:: ACTION ITEM ::
Omit all pictures, then print the entries exactly.

*** MATERIAL FOR THIS EXERCISE Section Begins ***

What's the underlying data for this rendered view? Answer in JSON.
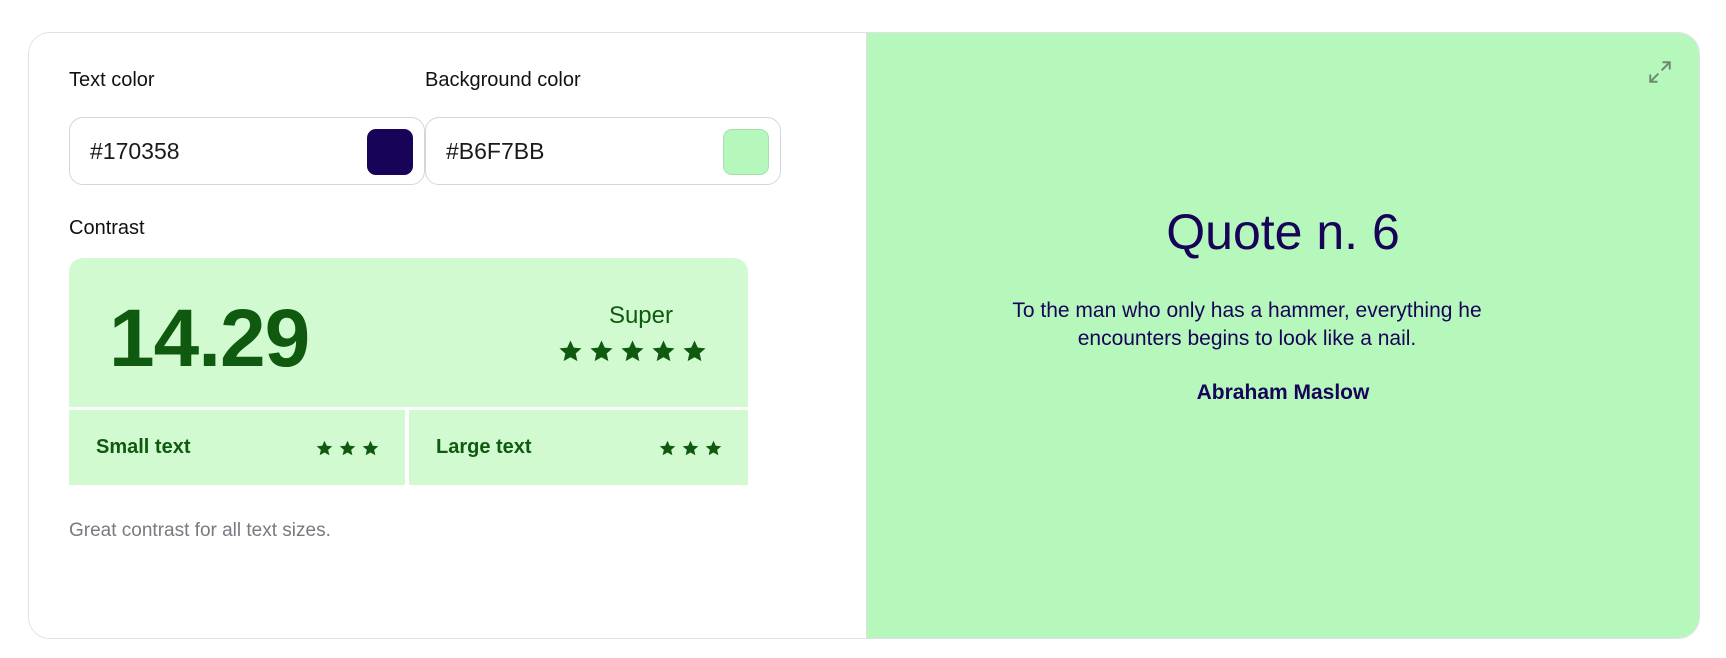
{
  "colors": {
    "text_color_label": "Text color",
    "text_color_value": "#170358",
    "background_color_label": "Background color",
    "background_color_value": "#B6F7BB",
    "contrast_fill": "#D1FAD1",
    "contrast_text": "#0f5a0f"
  },
  "contrast": {
    "label": "Contrast",
    "ratio": "14.29",
    "rating": "Super",
    "rating_stars": 5,
    "small_text_label": "Small text",
    "small_text_stars": 3,
    "large_text_label": "Large text",
    "large_text_stars": 3,
    "note": "Great contrast for all text sizes."
  },
  "preview": {
    "title": "Quote n. 6",
    "quote": "To the man who only has a hammer, everything he encounters begins to look like a nail.",
    "author": "Abraham Maslow",
    "expand_icon": "expand-icon"
  }
}
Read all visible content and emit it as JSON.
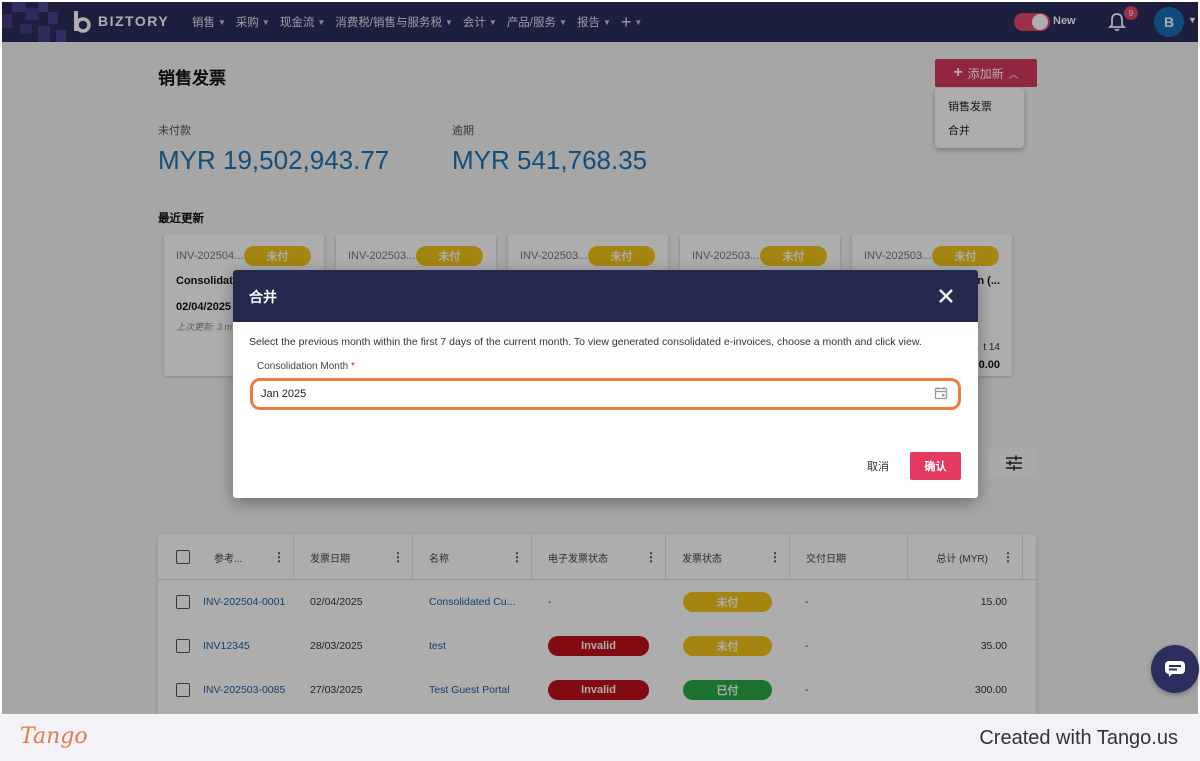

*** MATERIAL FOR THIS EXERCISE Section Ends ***

:: WRITTEN SOLUTION ::
What's the underlying data for this rendered view? Answer in JSON.
{
  "colors": {
    "text_color_label": "Text color",
    "text_color_value": "#170358",
    "background_color_label": "Background color",
    "background_color_value": "#B6F7BB",
    "contrast_fill": "#D1FAD1",
    "contrast_text": "#0f5a0f"
  },
  "contrast": {
    "label": "Contrast",
    "ratio": "14.29",
    "rating": "Super",
    "rating_stars": 5,
    "small_text_label": "Small text",
    "small_text_stars": 3,
    "large_text_label": "Large text",
    "large_text_stars": 3,
    "note": "Great contrast for all text sizes."
  },
  "preview": {
    "title": "Quote n. 6",
    "quote": "To the man who only has a hammer, everything he encounters begins to look like a nail.",
    "author": "Abraham Maslow",
    "expand_icon": "expand-icon"
  }
}
Read all visible content and emit it as JSON.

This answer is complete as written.